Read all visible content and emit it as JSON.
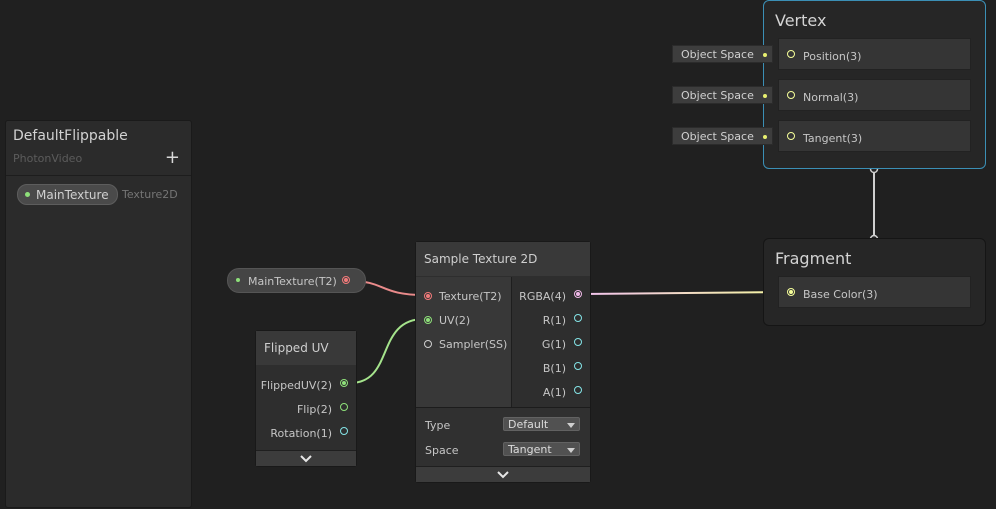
{
  "blackboard": {
    "title": "DefaultFlippable",
    "subtitle": "PhotonVideo",
    "add_label": "+",
    "properties": [
      {
        "name": "MainTexture",
        "type": "Texture2D"
      }
    ]
  },
  "property_node": {
    "label": "MainTexture(T2)"
  },
  "sample_texture": {
    "title": "Sample Texture 2D",
    "inputs": [
      "Texture(T2)",
      "UV(2)",
      "Sampler(SS)"
    ],
    "outputs": [
      "RGBA(4)",
      "R(1)",
      "G(1)",
      "B(1)",
      "A(1)"
    ],
    "options": [
      {
        "label": "Type",
        "value": "Default"
      },
      {
        "label": "Space",
        "value": "Tangent"
      }
    ],
    "expand_icon": "chevron-down-icon"
  },
  "flipped_uv": {
    "title": "Flipped UV",
    "outputs": [
      "FlippedUV(2)",
      "Flip(2)",
      "Rotation(1)"
    ],
    "expand_icon": "chevron-down-icon"
  },
  "vertex": {
    "title": "Vertex",
    "slots": [
      "Position(3)",
      "Normal(3)",
      "Tangent(3)"
    ],
    "default_inputs": [
      "Object Space",
      "Object Space",
      "Object Space"
    ]
  },
  "fragment": {
    "title": "Fragment",
    "slots": [
      "Base Color(3)"
    ]
  },
  "colors": {
    "background": "#202020",
    "texture_port": "#f27a7a",
    "vector2_port": "#8ee07a",
    "vector4_port": "#f0b8e8",
    "vector1_port": "#84e4e7",
    "vector3_port": "#f6ff9a",
    "selection": "#3b8fb5"
  }
}
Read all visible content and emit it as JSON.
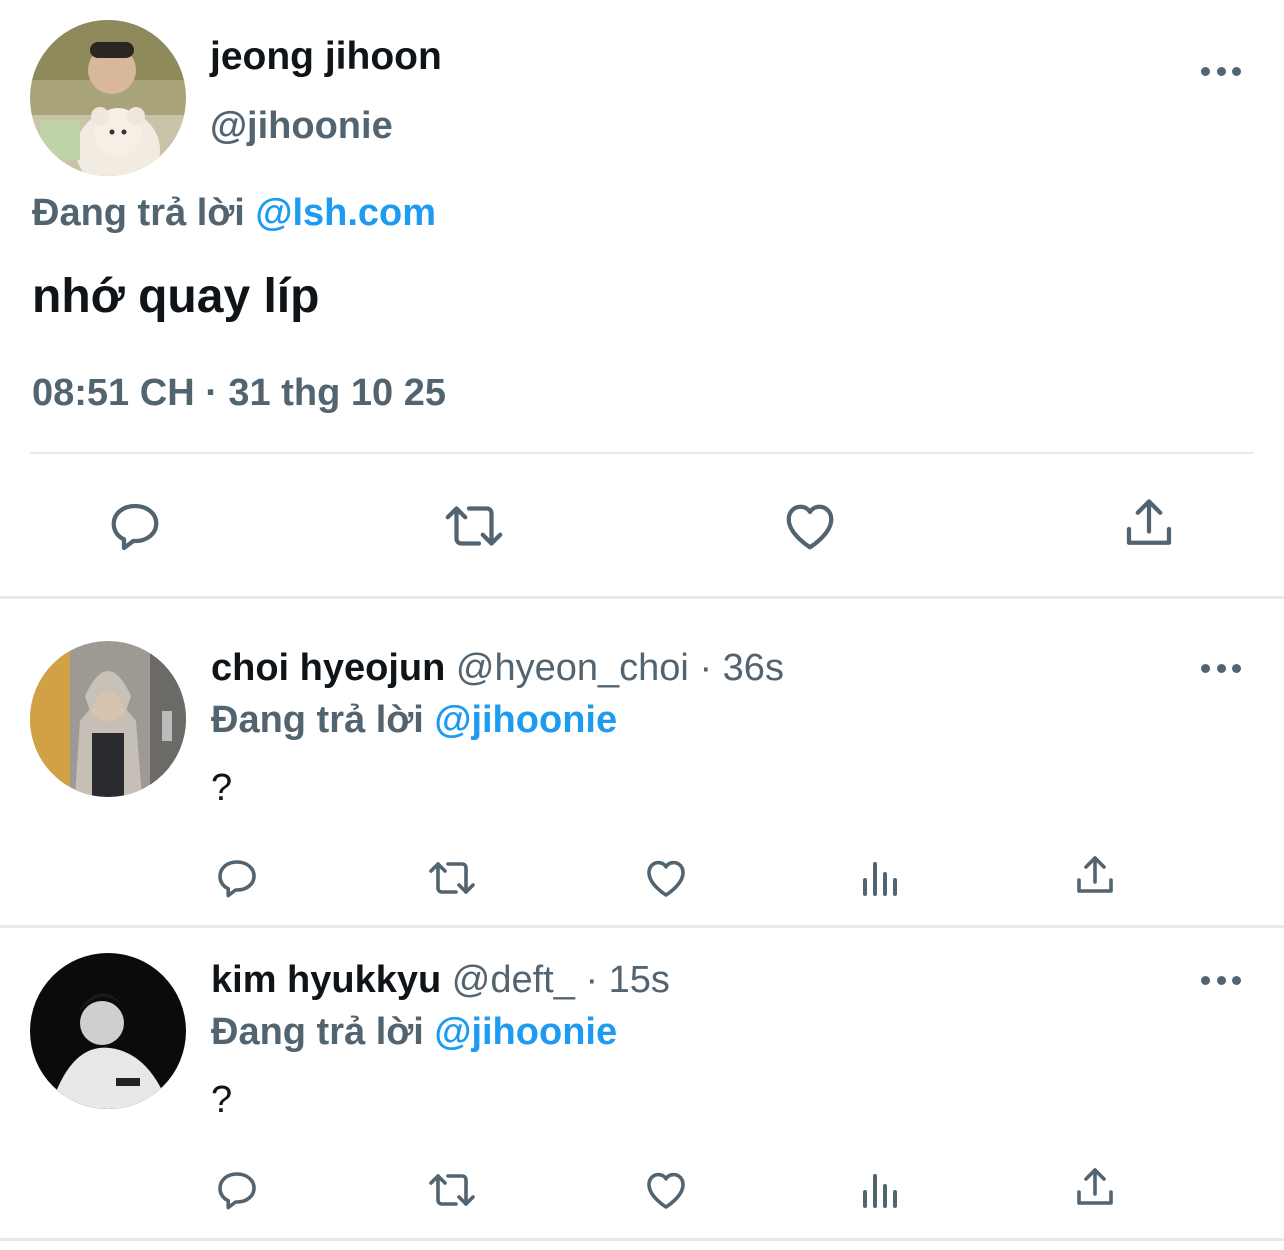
{
  "main_tweet": {
    "display_name": "jeong jihoon",
    "handle": "@jihoonie",
    "replying_prefix": "Đang trả lời",
    "replying_to": "@lsh.com",
    "text": "nhớ quay líp",
    "timestamp": "08:51 CH · 31 thg 10 25",
    "actions": [
      "reply-icon",
      "retweet-icon",
      "like-icon",
      "share-icon"
    ]
  },
  "replies": [
    {
      "display_name": "choi hyeojun",
      "handle": "@hyeon_choi",
      "sep": "·",
      "time": "36s",
      "replying_prefix": "Đang trả lời",
      "replying_to": "@jihoonie",
      "text": "?"
    },
    {
      "display_name": "kim hyukkyu",
      "handle": "@deft_",
      "sep": "·",
      "time": "15s",
      "replying_prefix": "Đang trả lời",
      "replying_to": "@jihoonie",
      "text": "?"
    }
  ],
  "colors": {
    "primary_text": "#0f1419",
    "secondary_text": "#536471",
    "accent": "#1d9bf0",
    "divider": "#e7e9ea"
  }
}
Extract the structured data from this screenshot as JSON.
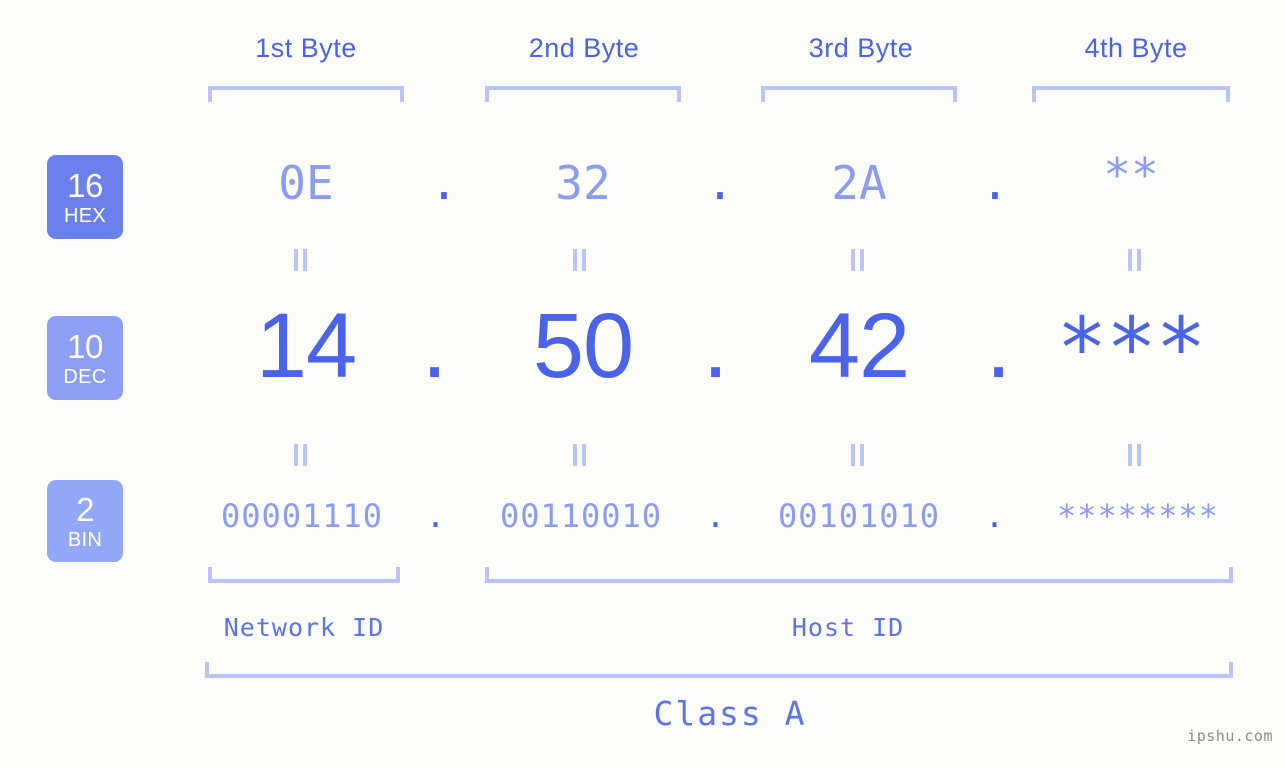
{
  "background_color": "#fcfdf8",
  "accent_color": "#4a63e8",
  "accent_light_color": "#8b9cf2",
  "bracket_color": "#b9c4fa",
  "columns": [
    {
      "label": "1st Byte"
    },
    {
      "label": "2nd Byte"
    },
    {
      "label": "3rd Byte"
    },
    {
      "label": "4th Byte"
    }
  ],
  "rows": [
    {
      "badge_number": "16",
      "badge_name": "HEX",
      "badge_color": "#6c80ec",
      "values": [
        "0E",
        "32",
        "2A",
        "**"
      ]
    },
    {
      "badge_number": "10",
      "badge_name": "DEC",
      "badge_color": "#8e9ef4",
      "values": [
        "14",
        "50",
        "42",
        "***"
      ]
    },
    {
      "badge_number": "2",
      "badge_name": "BIN",
      "badge_color": "#93a8f7",
      "values": [
        "00001110",
        "00110010",
        "00101010",
        "********"
      ]
    }
  ],
  "separator_dot": ".",
  "id_spans": [
    {
      "label": "Network ID"
    },
    {
      "label": "Host ID"
    }
  ],
  "class_label": "Class A",
  "watermark": "ipshu.com"
}
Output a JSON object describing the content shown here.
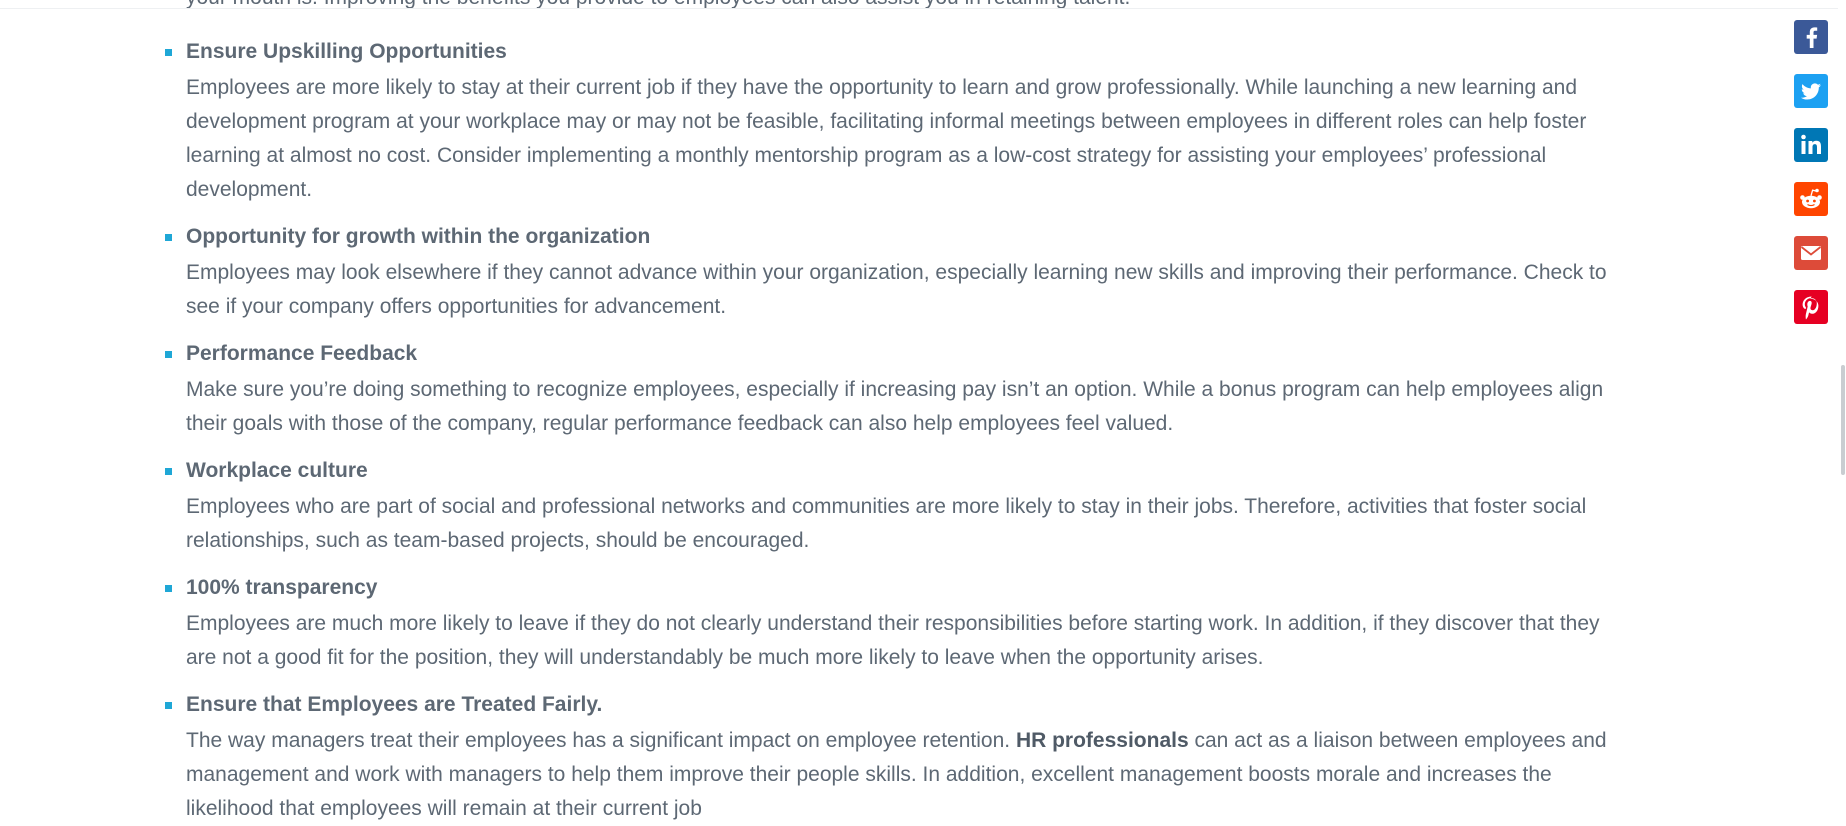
{
  "top_fragment": "your mouth is. Improving the benefits you provide to employees can also assist you in retaining talent.",
  "tips": [
    {
      "title": "Ensure Upskilling Opportunities",
      "lines": [
        "Employees are more likely to stay at their current job if they have the opportunity to learn and grow professionally. While launching a new learning and",
        "development program at your workplace may or may not be feasible, facilitating informal meetings between employees in different roles can help foster",
        "learning at almost no cost. Consider implementing a monthly mentorship program as a low-cost strategy for assisting your employees’ professional",
        "development."
      ]
    },
    {
      "title": "Opportunity for growth within the organization",
      "lines": [
        "Employees may look elsewhere if they cannot advance within your organization, especially learning new skills and improving their performance. Check to",
        "see if your company offers opportunities for advancement."
      ]
    },
    {
      "title": "Performance Feedback",
      "lines": [
        "Make sure you’re doing something to recognize employees, especially if increasing pay isn’t an option. While a bonus program can help employees align",
        "their goals with those of the company, regular performance feedback can also help employees feel valued."
      ]
    },
    {
      "title": "Workplace culture",
      "lines": [
        "Employees who are part of social and professional networks and communities are more likely to stay in their jobs. Therefore, activities that foster social",
        "relationships, such as team-based projects, should be encouraged."
      ]
    },
    {
      "title": "100% transparency",
      "lines": [
        "Employees are much more likely to leave if they do not clearly understand their responsibilities before starting work. In addition, if they discover that they",
        "are not a good fit for the position, they will understandably be much more likely to leave when the opportunity arises."
      ]
    },
    {
      "title": "Ensure that Employees are Treated Fairly.",
      "line1_before": "The way managers treat their employees has a significant impact on employee retention. ",
      "line1_bold": "HR professionals",
      "line1_after": " can act as a liaison between employees and",
      "lines_rest": [
        "management and work with managers to help them improve their people skills. In addition, excellent management boosts morale and increases the",
        "likelihood that employees will remain at their current job"
      ]
    }
  ],
  "share": [
    {
      "name": "facebook",
      "icon": "facebook-icon",
      "color": "#3b5998"
    },
    {
      "name": "twitter",
      "icon": "twitter-icon",
      "color": "#1da1f2"
    },
    {
      "name": "linkedin",
      "icon": "linkedin-icon",
      "color": "#0077b5"
    },
    {
      "name": "reddit",
      "icon": "reddit-icon",
      "color": "#ff4500"
    },
    {
      "name": "email",
      "icon": "email-icon",
      "color": "#dd4b39"
    },
    {
      "name": "pinterest",
      "icon": "pinterest-icon",
      "color": "#e60023"
    }
  ],
  "colors": {
    "text": "#5d6874",
    "bullet": "#1fa7d6"
  }
}
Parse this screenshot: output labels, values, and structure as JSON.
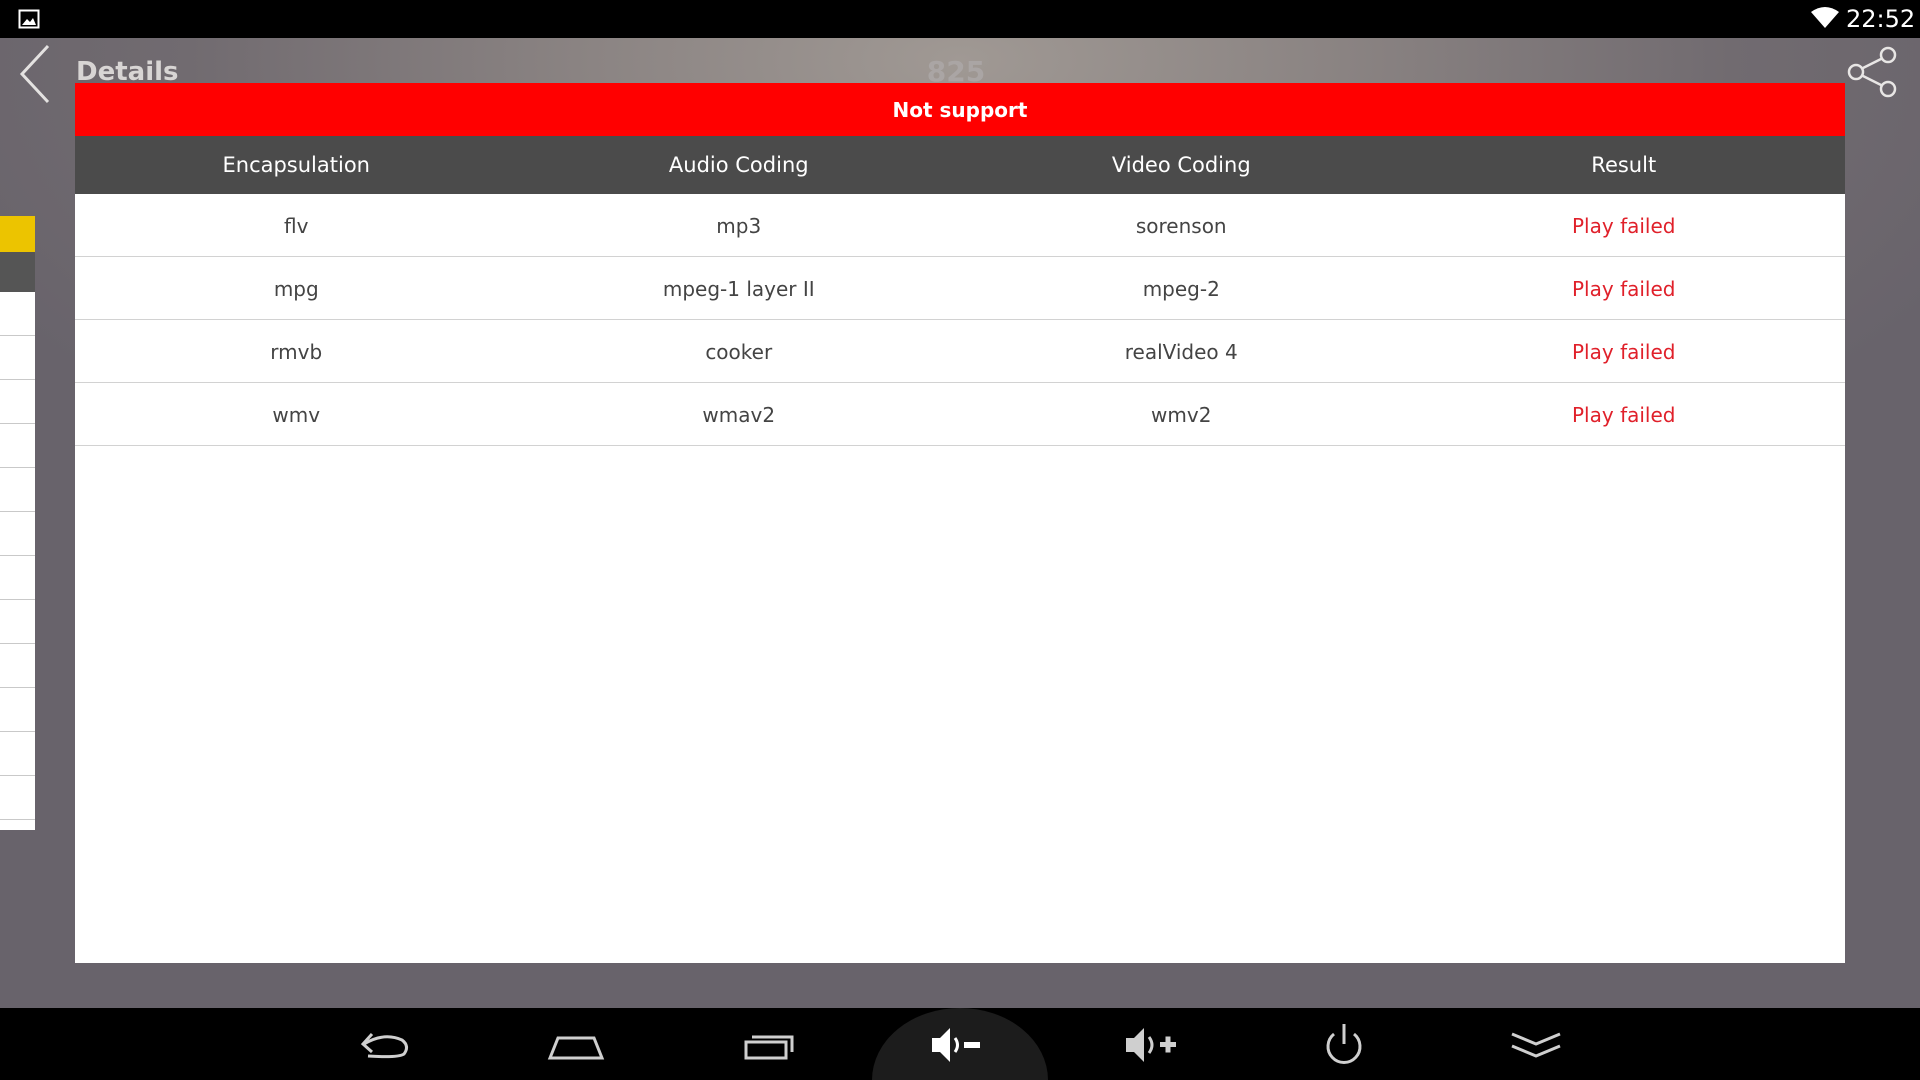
{
  "status_bar": {
    "time": "22:52",
    "icons": [
      "gallery-icon",
      "wifi-icon"
    ]
  },
  "app_bar": {
    "title": "Details",
    "center_title": "825",
    "icons": [
      "back-icon",
      "share-icon"
    ]
  },
  "dialog": {
    "title": "Not support",
    "accent_color": "#ff0000",
    "columns": [
      "Encapsulation",
      "Audio Coding",
      "Video Coding",
      "Result"
    ],
    "rows": [
      {
        "encapsulation": "flv",
        "audio": "mp3",
        "video": "sorenson",
        "result": "Play failed"
      },
      {
        "encapsulation": "mpg",
        "audio": "mpeg-1 layer II",
        "video": "mpeg-2",
        "result": "Play failed"
      },
      {
        "encapsulation": "rmvb",
        "audio": "cooker",
        "video": "realVideo 4",
        "result": "Play failed"
      },
      {
        "encapsulation": "wmv",
        "audio": "wmav2",
        "video": "wmv2",
        "result": "Play failed"
      }
    ],
    "result_color": "#e0202a"
  },
  "nav_bar": {
    "buttons": [
      "nav-back-icon",
      "home-icon",
      "recent-apps-icon",
      "volume-down-icon",
      "volume-up-icon",
      "power-icon",
      "hide-bar-icon"
    ]
  }
}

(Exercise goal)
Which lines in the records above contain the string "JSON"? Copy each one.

(Answer to this exercise)
Read all visible content and emit it as JSON.
Read all visible content and emit it as JSON.
Extract the structured data from this screenshot as JSON.
Output a JSON object describing the content shown here.
Parse this screenshot: output labels, values, and structure as JSON.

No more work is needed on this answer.